This Weight Loss Technique Is 100% More Effective post image

People who did this consistently lost the most weight, research finds.

Keeping a food diary is linked to the most weight loss by new research.

Just fifteen minutes per day making a note of each meal or snack boosts people’s awareness of what they are eating.

People in the study who did this each day lost an average of 10 percent of their body weight.

Those who monitor their food intake consistently and quickly lose the most weight.

In fact, other studies have shown that food diaries can double weight loss.

Although people imagine keeping a food diary will be tiring, it is not that bad.

Professor Jean Harvey study co-author, said:

“People hate it; they think it’s onerous and awful, but the question we had was: How much time does dietary self-monitoring really take?

The answer is, not very much.”

For the study, 142 people followed an online weight management program.

They visited a website to record how much they had eaten and what exercise they had done.

It was clear from the results that people who logged their intake more often lost the most weight.

Professor Harvey said:

“Those who self-monitored three or more time per day, and were consistent day after day, were the most successful.

It seems to be the act of self-monitoring itself that makes the difference — not the time spent or the details included.”

A food diary does not have to be formal — it could be something as simple as sending yourself an email or text message.

Having the right expectations helps people stick to their task, said Professor Harvey:

“We know people do better when they have the right expectations.

We’ve been able to tell them that they should exercise 200 minutes per week.

But when we asked them to write down all their foods, we could never say how long it would take.

Now we can.

It’s highly effective, and it’s not as hard as people think.”

About the author

Psychologist, Jeremy Dean, PhD is the founder and author of PsyBlog.

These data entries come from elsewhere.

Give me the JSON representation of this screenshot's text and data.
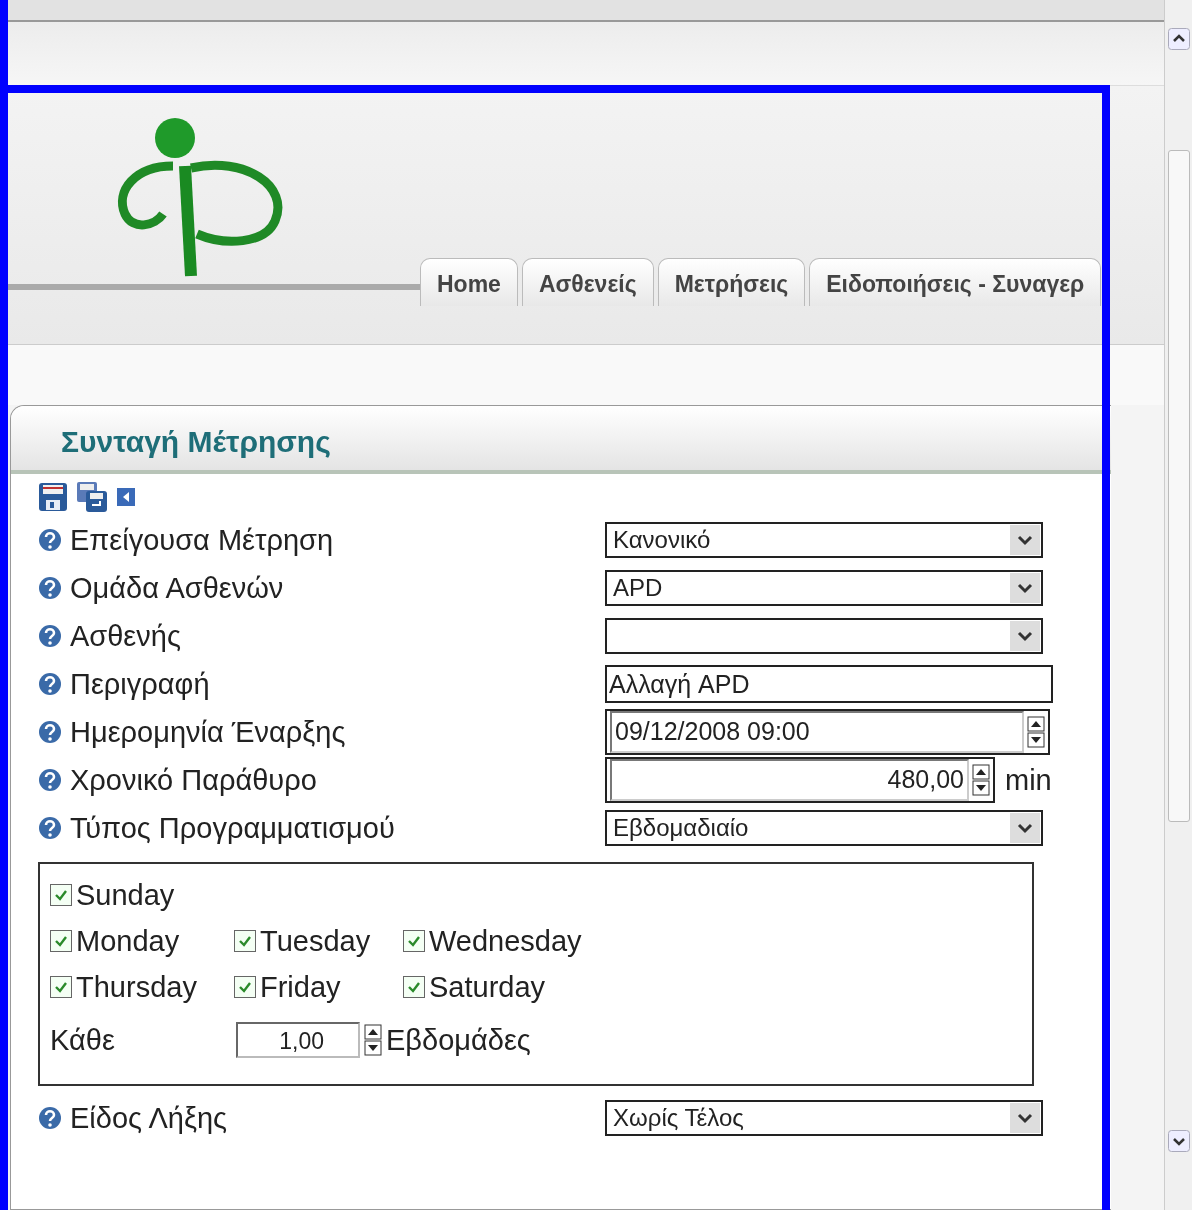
{
  "nav_tabs": [
    "Home",
    "Ασθενείς",
    "Μετρήσεις",
    "Ειδοποιήσεις - Συναγερ"
  ],
  "panel": {
    "title": "Συνταγή Μέτρησης"
  },
  "fields": [
    {
      "label": "Επείγουσα Μέτρηση",
      "kind": "select",
      "value": "Κανονικό"
    },
    {
      "label": "Ομάδα Ασθενών",
      "kind": "select",
      "value": "APD"
    },
    {
      "label": "Ασθενής",
      "kind": "select"
    },
    {
      "label": "Περιγραφή",
      "kind": "text",
      "value": "Αλλαγή APD"
    },
    {
      "label": "Ημερομηνία Έναρξης",
      "kind": "datetime",
      "value": "09/12/2008 09:00"
    },
    {
      "label": "Χρονικό Παράθυρο",
      "kind": "number",
      "value": "480,00",
      "unit": "min"
    },
    {
      "label": "Τύπος Προγραμματισμού",
      "kind": "select",
      "value": "Εβδομαδιαίο"
    }
  ],
  "day_rows": [
    [
      {
        "label": "Sunday",
        "checked": true
      }
    ],
    [
      {
        "label": "Monday",
        "checked": true
      },
      {
        "label": "Tuesday",
        "checked": true
      },
      {
        "label": "Wednesday",
        "checked": true
      }
    ],
    [
      {
        "label": "Thursday",
        "checked": true
      },
      {
        "label": "Friday",
        "checked": true
      },
      {
        "label": "Saturday",
        "checked": true
      }
    ]
  ],
  "repeat": {
    "label": "Κάθε",
    "value": "1,00",
    "unit": "Εβδομάδες"
  },
  "end_field": {
    "label": "Είδος Λήξης",
    "kind": "select",
    "value": "Χωρίς Τέλος"
  }
}
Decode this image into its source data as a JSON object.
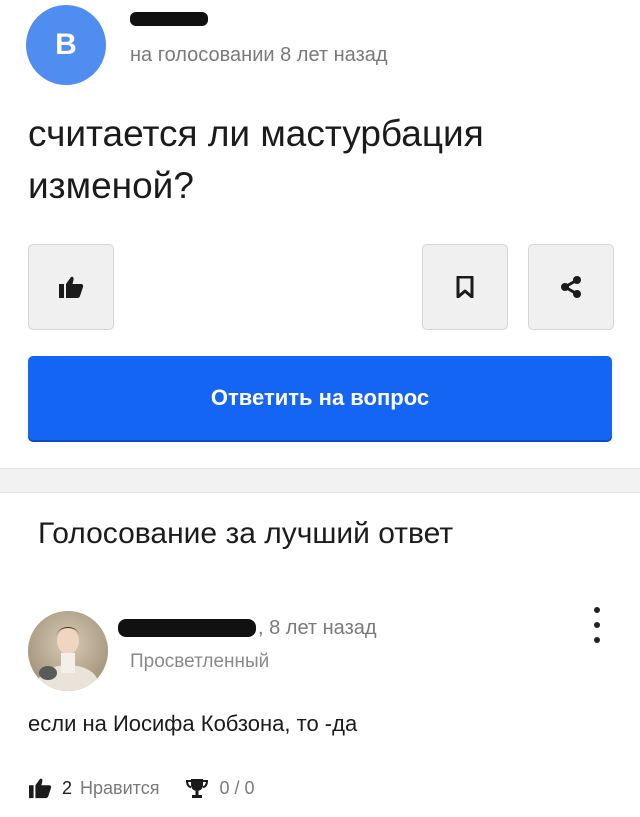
{
  "question": {
    "author_avatar_letter": "B",
    "meta": "на голосовании 8 лет назад",
    "title": "считается ли мастурбация изменой?",
    "answer_button_label": "Ответить на вопрос",
    "icons": [
      "thumbs-up-icon",
      "bookmark-icon",
      "share-icon"
    ]
  },
  "voting": {
    "heading": "Голосование за лучший ответ"
  },
  "answer": {
    "meta": ", 8 лет назад",
    "rank": "Просветленный",
    "text": "если на Иосифа Кобзона, то -да",
    "likes_count": "2",
    "likes_label": "Нравится",
    "votes": "0 / 0"
  },
  "colors": {
    "primary_button": "#1565f4",
    "avatar_blue": "#4f8ef0",
    "meta_gray": "#7a7a7a"
  }
}
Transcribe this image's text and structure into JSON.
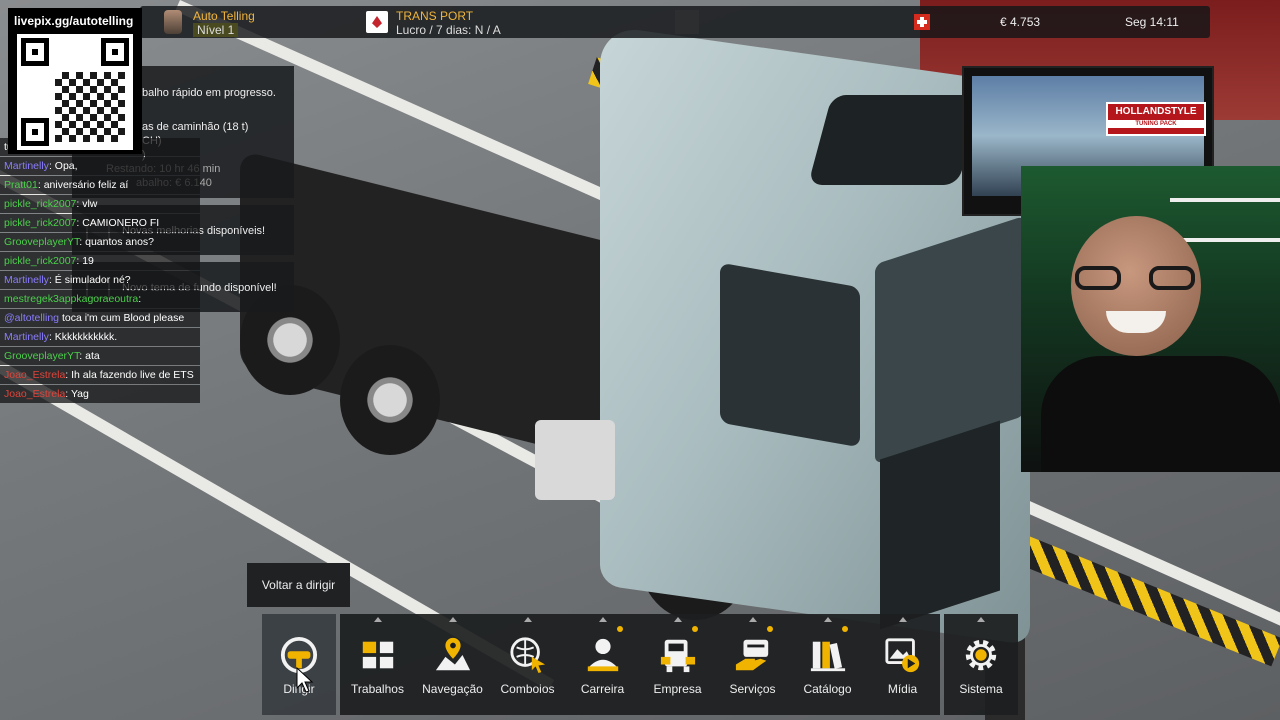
{
  "topbar": {
    "driver_name": "Auto Telling",
    "level": "Nível 1",
    "company_name": "TRANS PORT",
    "company_profit": "Lucro / 7 dias: N / A",
    "money": "€ 4.753",
    "clock": "Seg 14:11"
  },
  "qr": {
    "url": "livepix.gg/autotelling"
  },
  "notifications": {
    "job_lines": [
      "balho rápido em progresso.",
      "as de caminhão (18 t)",
      "CH)",
      ")",
      "Restando: 10 hr 46 min",
      "abalho: € 6.140"
    ],
    "upgrades": "Novas melhorias disponíveis!",
    "theme": "Novo tema de fundo disponível!"
  },
  "chat": {
    "rows": [
      {
        "user": "",
        "msg": "tu estás?",
        "color": "#ffffff"
      },
      {
        "user": "Martinelly",
        "msg": ": Opa,",
        "color": "#8a7dff"
      },
      {
        "user": "Pratt01",
        "msg": ": aniversário feliz aí",
        "color": "#4ad04a"
      },
      {
        "user": "pickle_rick2007",
        "msg": ": vlw",
        "color": "#4ad04a"
      },
      {
        "user": "pickle_rick2007",
        "msg": ": CAMIONERO FI",
        "color": "#4ad04a"
      },
      {
        "user": "GrooveplayerYT",
        "msg": ": quantos anos?",
        "color": "#4ad04a"
      },
      {
        "user": "pickle_rick2007",
        "msg": ": 19",
        "color": "#4ad04a"
      },
      {
        "user": "Martinelly",
        "msg": ": É simulador né?",
        "color": "#8a7dff"
      },
      {
        "user": "mestregek3appkagoraeoutra",
        "msg": ":",
        "color": "#4ad04a"
      },
      {
        "user": "@altotelling",
        "msg": " toca i'm cum Blood please",
        "color": "#8a7dff"
      },
      {
        "user": "Martinelly",
        "msg": ": Kkkkkkkkkkk.",
        "color": "#8a7dff"
      },
      {
        "user": "GrooveplayerYT",
        "msg": ": ata",
        "color": "#4ad04a"
      },
      {
        "user": "Joao_Estrela",
        "msg": ": Ih ala fazendo live de ETS",
        "color": "#e0443a"
      },
      {
        "user": "Joao_Estrela",
        "msg": ": Yag",
        "color": "#e0443a"
      }
    ]
  },
  "ad": {
    "brand": "HOLLANDSTYLE",
    "sub": "TUNING PACK"
  },
  "tooltip": "Voltar a dirigir",
  "menu": {
    "dirigir": "Dirigir",
    "trabalhos": "Trabalhos",
    "navegacao": "Navegação",
    "comboios": "Comboios",
    "carreira": "Carreira",
    "empresa": "Empresa",
    "servicos": "Serviços",
    "catalogo": "Catálogo",
    "midia": "Mídia",
    "sistema": "Sistema"
  },
  "colors": {
    "accent": "#f0b400",
    "hud_bg": "#141618",
    "menu_bg": "#1c1e20"
  }
}
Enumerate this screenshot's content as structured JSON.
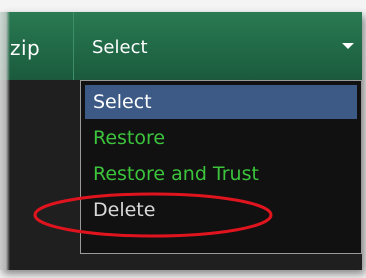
{
  "file_label": "zip",
  "select": {
    "value": "Select",
    "options": [
      {
        "label": "Select",
        "selected": true
      },
      {
        "label": "Restore",
        "selected": false
      },
      {
        "label": "Restore and Trust",
        "selected": false
      },
      {
        "label": "Delete",
        "selected": false
      }
    ]
  },
  "colors": {
    "header": "#226c49",
    "dropdown_bg": "#111111",
    "selected_bg": "#3d5a86",
    "option_text": "#3cc43c",
    "annotation": "#e0141e"
  },
  "icons": {
    "caret": "chevron-down-icon"
  }
}
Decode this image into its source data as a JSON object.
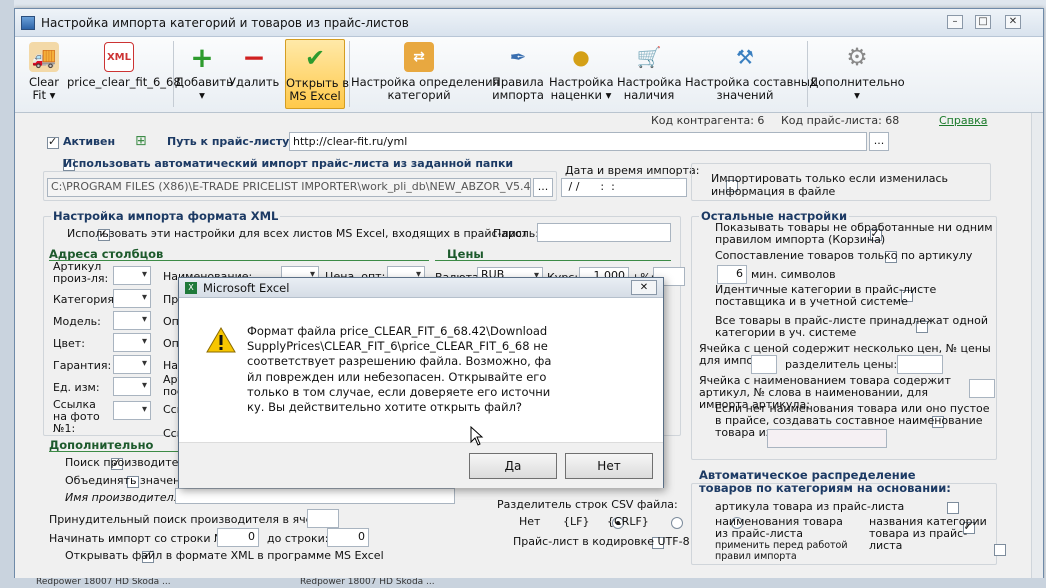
{
  "window": {
    "title": "Настройка импорта категорий и товаров из прайс-листов"
  },
  "toolbar": {
    "clear_fit": "Clear\nFit ▾",
    "price_file": "price_clear_fit_6_68",
    "add": "Добавить\n▾",
    "delete": "Удалить",
    "open_excel": "Открыть в\nMS Excel",
    "cat_settings": "Настройка определения\nкатегорий",
    "import_rules": "Правила\nимпорта",
    "markup": "Настройка\nнаценки ▾",
    "availability": "Настройка\nналичия",
    "composite": "Настройка составных\nзначений",
    "extra": "Дополнительно\n▾"
  },
  "info": {
    "contractor_code": "Код контрагента: 6",
    "price_code": "Код прайс-листа: 68",
    "help": "Справка"
  },
  "main": {
    "active": "Активен",
    "path_label": "Путь к прайс-листу:",
    "path_value": "http://clear-fit.ru/yml",
    "auto_import": "Использовать автоматический импорт прайс-листа из заданной папки",
    "folder_value": "C:\\PROGRAM FILES (X86)\\E-TRADE PRICELIST IMPORTER\\work_pli_db\\NEW_ABZOR_V5.42\\Download",
    "datetime_label": "Дата и время импорта:",
    "datetime_value": " / /      :  :",
    "only_changed": "Импортировать только если изменилась информация в файле"
  },
  "xml": {
    "header": "Настройка импорта формата XML",
    "use_all": "Использовать эти настройки для всех листов MS Excel, входящих в прайс-лист",
    "password": "Пароль:",
    "columns_hdr": "Адреса столбцов",
    "prices_hdr": "Цены",
    "article": "Артикул произ-ля:",
    "name": "Наименование:",
    "price_opt": "Цена, опт:",
    "currency": "Валюта:",
    "currency_value": "RUB",
    "rate": "Курс:",
    "rate_value": "1,000",
    "plus_pct": "+%:",
    "category": "Категория:",
    "model": "Модель:",
    "color": "Цвет:",
    "warranty": "Гарантия:",
    "unit": "Ед. изм:",
    "photo": "Ссылка на фото №1:",
    "pr": "Пре",
    "op1": "Оп",
    "op2": "Оп",
    "op3": "Оп",
    "na": "На",
    "art": "Арт",
    "pos": "пос",
    "ssy": "Ссы",
    "ssy2": "Ссь"
  },
  "extra": {
    "header": "Дополнительно",
    "search_mfr": "Поиск производителя",
    "merge_values": "Объединять значение",
    "mfr_name": "Имя производителя:",
    "forced_search": "Принудительный поиск производителя в ячейке:",
    "start_row": "Начинать импорт со строки №:",
    "start_value": "0",
    "to_row": "до строки:",
    "to_value": "0",
    "open_xml": "Открывать файл в формате XML в программе MS Excel",
    "csv_sep": "Разделитель строк CSV файла:",
    "r_no": "Нет",
    "r_lf": "{LF}",
    "r_crlf": "{CRLF}",
    "utf8": "Прайс-лист в кодировке UTF-8"
  },
  "other": {
    "header": "Остальные настройки",
    "show_unprocessed": "Показывать товары не обработанные ни одним правилом импорта (Корзина)",
    "match_article": "Сопоставление товаров только по артикулу",
    "min_chars_value": "6",
    "min_chars": "мин. символов",
    "identical_cats": "Идентичные категории в прайс-листе поставщика и в учетной системе",
    "one_cat": "Все товары в прайс-листе принадлежат одной категории в уч. системе",
    "multi_price": "Ячейка с ценой содержит несколько цен, № цены для импорта:",
    "price_sep": "разделитель цены:",
    "name_has_article": "Ячейка с наименованием товара содержит артикул, № слова в наименовании, для импорта артикула:",
    "composite_name": "Если нет наименования товара или оно пустое в прайсе, создавать составное наименование товара из ячеек:"
  },
  "auto": {
    "header": "Автоматическое распределение товаров по категориям на основании:",
    "by_article": "артикула товара из прайс-листа",
    "by_name": "наименования товара из прайс-листа",
    "by_cat_names": "названия  категории товара из прайс-листа",
    "apply_before": "применить перед работой правил импорта"
  },
  "dialog": {
    "title": "Microsoft Excel",
    "message": "Формат файла price_CLEAR_FIT_6_68.42\\DownloadSupplyPrices\\CLEAR_FIT_6\\price_CLEAR_FIT_6_68 не соответствует разрешению файла. Возможно, файл поврежден или небезопасен. Открывайте его только в том случае, если доверяете его источнику. Вы действительно хотите открыть файл?",
    "yes": "Да",
    "no": "Нет"
  },
  "taskbar": {
    "left": "Redpower 18007 HD Skoda ...",
    "right": "Redpower 18007 HD Skoda ..."
  }
}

He holds a doctorate in psychology from University College London and two other advanced degrees in psychology.

He has been writing about scientific research on PsyBlog since 2004. He is also the author of the book “Making Habits, Breaking Habits” (Da Capo, 2003) and several ebooks:

Dr Dean’s bio, Twitter, Facebook and how to contact him.

The study was published in the journal Obesity (Harvey et al., 2019).